Clarify When Information Is Proprietary and What to Do with It
Want to make sure your organization's proprietary data stays protected? Make sure that the people handling it understand how to tell what information is proprietary, and when.
House Democrats attempted to defend Clinton during the hearing, coaxing Comey into testifying that Clinton may not have noticed or may not have understood "tiny, little" markings of "(C)" next to some paragraphs in her emails -- with those marks indicating, per State Department practices, that the information accompanying them is to be treated as classified.
"It's possible that she didn't understand what a '(C)' meant when she saw it in the body of an email like that," testified Comey, who further indicated that before his investigation, he likely would have automatically assumed that a State Department official would know what the '(C)' meant. "[It's] not that she would have no idea what a classified marking would be, [but] it's an interesting question whether she ... was actually sophisticated enough to understand what ['(C)'] means."
Debate lingers over whether the (C)-marked information in question should have been or even was in fact classified, but the takeaway is clear. Either Clinton's intent or Clinton's lack of "sophistication" may have endangered classified data. Furthermore, Clinton has plausible deniability with regard to actual wrongdoing because of poorly applied procedures.
In your own organization, assume nothing. Employee policies -- which employees should read, understand, acknowledge and receive effective training on -- should make it crystal clear how to tell proprietary data from "regular" data. You may even have different levels of "proprietary," with different policies and procedures for each level. (This acknowledges that your staff cannot reasonably be expected to treat every single email and memo as top secret.)

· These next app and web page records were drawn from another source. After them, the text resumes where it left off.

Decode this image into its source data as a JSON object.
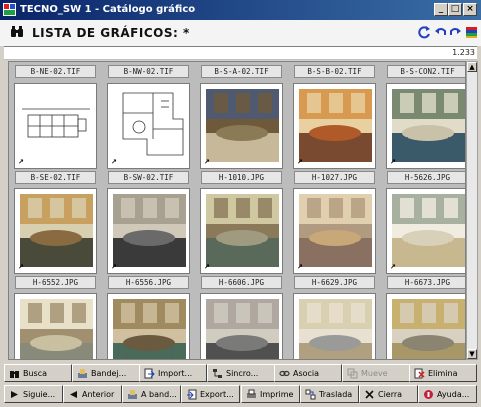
{
  "window": {
    "title": "TECNO_SW 1 - Catálogo gráfico",
    "minimize": "_",
    "maximize": "□",
    "close": "×"
  },
  "header": {
    "title": "LISTA DE GRÁFICOS: *"
  },
  "filter": {
    "count": "1.233"
  },
  "top_row": [
    "B-NE-02.TIF",
    "B-NW-02.TIF",
    "B-S-A-02.TIF",
    "B-S-B-02.TIF",
    "B-S-CON2.TIF"
  ],
  "items": [
    {
      "name": "B-SE-02.TIF",
      "kind": "plan1"
    },
    {
      "name": "B-SW-02.TIF",
      "kind": "plan2"
    },
    {
      "name": "H-1010.JPG",
      "kind": "photo",
      "palette": [
        "#8a7a55",
        "#4f5a70",
        "#c8b89a",
        "#6e5a3a"
      ]
    },
    {
      "name": "H-1027.JPG",
      "kind": "photo",
      "palette": [
        "#b05a2a",
        "#d89a50",
        "#7a4a30",
        "#e8d0a0"
      ]
    },
    {
      "name": "H-5626.JPG",
      "kind": "photo",
      "palette": [
        "#c9c2a8",
        "#7a8a70",
        "#3a5a6a",
        "#e0dcc8"
      ]
    },
    {
      "name": "H-6552.JPG",
      "kind": "photo",
      "palette": [
        "#8a6a40",
        "#c8a060",
        "#4a4a3a",
        "#d8cfb0"
      ]
    },
    {
      "name": "H-6556.JPG",
      "kind": "photo",
      "palette": [
        "#6a6a6a",
        "#a8a090",
        "#3a3a3a",
        "#d0c8b8"
      ]
    },
    {
      "name": "H-6606.JPG",
      "kind": "photo",
      "palette": [
        "#a09a80",
        "#d0c8a0",
        "#5a6a5a",
        "#8a7a5a"
      ]
    },
    {
      "name": "H-6629.JPG",
      "kind": "photo",
      "palette": [
        "#c8a878",
        "#e0d0b0",
        "#8a7060",
        "#b09a80"
      ]
    },
    {
      "name": "H-6673.JPG",
      "kind": "photo",
      "palette": [
        "#d8d0b8",
        "#a8b0a0",
        "#c8b890",
        "#f0ece0"
      ]
    },
    {
      "name": "",
      "kind": "photo",
      "palette": [
        "#c8c0a0",
        "#e8e0c8",
        "#8a8a7a",
        "#a09070"
      ]
    },
    {
      "name": "",
      "kind": "photo",
      "palette": [
        "#6a5a40",
        "#a08a60",
        "#4a6a5a",
        "#d0c0a0"
      ]
    },
    {
      "name": "",
      "kind": "photo",
      "palette": [
        "#7a7a78",
        "#b0a8a0",
        "#505050",
        "#d0ccc0"
      ]
    },
    {
      "name": "",
      "kind": "photo",
      "palette": [
        "#9a9a98",
        "#d8d0b0",
        "#b0a080",
        "#e8e0d0"
      ]
    },
    {
      "name": "",
      "kind": "photo",
      "palette": [
        "#8a8470",
        "#c8b070",
        "#a89868",
        "#d8d0c0"
      ]
    }
  ],
  "buttons_row1": [
    {
      "label": "Busca",
      "icon": "binoculars-icon",
      "disabled": false
    },
    {
      "label": "Bandej...",
      "icon": "tray-icon",
      "disabled": false
    },
    {
      "label": "Import...",
      "icon": "import-icon",
      "disabled": false
    },
    {
      "label": "Sincro...",
      "icon": "sync-icon",
      "disabled": false
    },
    {
      "label": "Asocia",
      "icon": "link-icon",
      "disabled": false
    },
    {
      "label": "Mueve",
      "icon": "move-icon",
      "disabled": true
    },
    {
      "label": "Elimina",
      "icon": "delete-icon",
      "disabled": false
    }
  ],
  "buttons_row2": [
    {
      "label": "Siguie...",
      "icon": "next-icon",
      "disabled": false
    },
    {
      "label": "Anterior",
      "icon": "previous-icon",
      "disabled": false
    },
    {
      "label": "A band...",
      "icon": "to-tray-icon",
      "disabled": false
    },
    {
      "label": "Export...",
      "icon": "export-icon",
      "disabled": false
    },
    {
      "label": "Imprime",
      "icon": "printer-icon",
      "disabled": false
    },
    {
      "label": "Traslada",
      "icon": "transfer-icon",
      "disabled": false
    },
    {
      "label": "Cierra",
      "icon": "close-x-icon",
      "disabled": false
    },
    {
      "label": "Ayuda...",
      "icon": "help-icon",
      "disabled": false
    }
  ],
  "colors": {
    "titlebar": "#0a246a",
    "header_bg": "#f4f4f4",
    "grid_bg": "#bcbcbc",
    "face": "#d4d0c8"
  }
}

Further ensure that procedures for denoting how proprietary information is are consistently followed so there can be no argument later about inconsistencies. Leave no room for doubt.
Joe Stanganelli, principal of Beacon Hill Law, is a Boston-based attorney, corporate communications and data privacy consultant, writer, speaker and bridge player. Follow him on Twitter at @JoeStanganelli.
(Disclaimer: This article is provided for informational, educational and/or entertainment purposes only. Neither this nor other articles here constitute legal advice or the creation, implication or confirmation of an attorney-client relationship. For actual legal advice, personally consult with an attorney licensed to practice in your jurisdiction.)